Task objective
Identify all lines of the data containing the string "PLUS" and copy them.

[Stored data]

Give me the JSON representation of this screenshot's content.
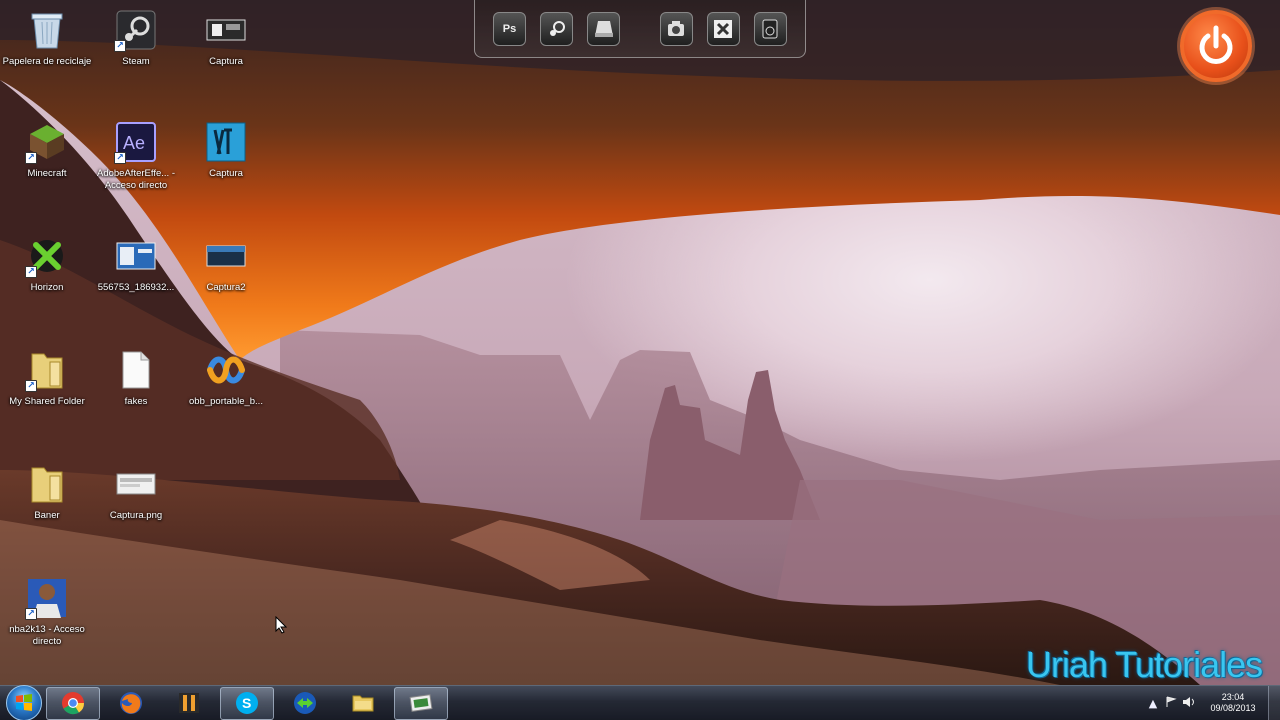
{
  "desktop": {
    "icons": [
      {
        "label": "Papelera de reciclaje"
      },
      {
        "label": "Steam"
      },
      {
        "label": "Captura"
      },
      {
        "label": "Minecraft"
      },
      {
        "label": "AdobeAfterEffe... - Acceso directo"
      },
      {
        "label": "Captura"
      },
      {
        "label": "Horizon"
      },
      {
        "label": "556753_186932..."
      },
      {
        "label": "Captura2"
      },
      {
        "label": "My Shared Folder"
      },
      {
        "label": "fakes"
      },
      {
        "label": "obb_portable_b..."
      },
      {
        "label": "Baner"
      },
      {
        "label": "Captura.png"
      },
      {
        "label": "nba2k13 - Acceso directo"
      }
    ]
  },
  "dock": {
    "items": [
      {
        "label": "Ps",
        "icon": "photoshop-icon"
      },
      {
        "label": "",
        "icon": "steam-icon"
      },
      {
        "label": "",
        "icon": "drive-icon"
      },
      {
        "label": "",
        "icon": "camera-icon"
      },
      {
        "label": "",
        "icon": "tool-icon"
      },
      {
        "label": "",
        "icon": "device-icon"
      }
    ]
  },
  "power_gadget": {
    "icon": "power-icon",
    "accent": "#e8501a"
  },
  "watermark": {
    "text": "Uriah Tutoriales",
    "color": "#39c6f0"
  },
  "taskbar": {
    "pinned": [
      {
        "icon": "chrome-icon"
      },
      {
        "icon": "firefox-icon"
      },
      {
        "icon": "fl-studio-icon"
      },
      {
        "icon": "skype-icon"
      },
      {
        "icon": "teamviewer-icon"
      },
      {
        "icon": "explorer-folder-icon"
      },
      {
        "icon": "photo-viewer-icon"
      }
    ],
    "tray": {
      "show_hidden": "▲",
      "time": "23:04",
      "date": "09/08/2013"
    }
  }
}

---

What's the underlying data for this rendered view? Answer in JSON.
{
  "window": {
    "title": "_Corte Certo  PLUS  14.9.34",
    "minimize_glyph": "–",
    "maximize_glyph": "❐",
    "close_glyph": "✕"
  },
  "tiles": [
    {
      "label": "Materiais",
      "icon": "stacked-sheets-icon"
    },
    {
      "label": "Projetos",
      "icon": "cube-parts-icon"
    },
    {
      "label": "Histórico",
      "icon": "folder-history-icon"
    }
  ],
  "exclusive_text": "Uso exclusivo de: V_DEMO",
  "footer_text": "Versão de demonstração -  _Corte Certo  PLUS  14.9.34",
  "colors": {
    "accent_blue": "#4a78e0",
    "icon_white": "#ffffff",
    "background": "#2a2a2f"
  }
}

Written reply
    "title": "_Corte Certo  PLUS  14.9.34",
  "footer_text": "Versão de demonstração -  _Corte Certo  PLUS  14.9.34",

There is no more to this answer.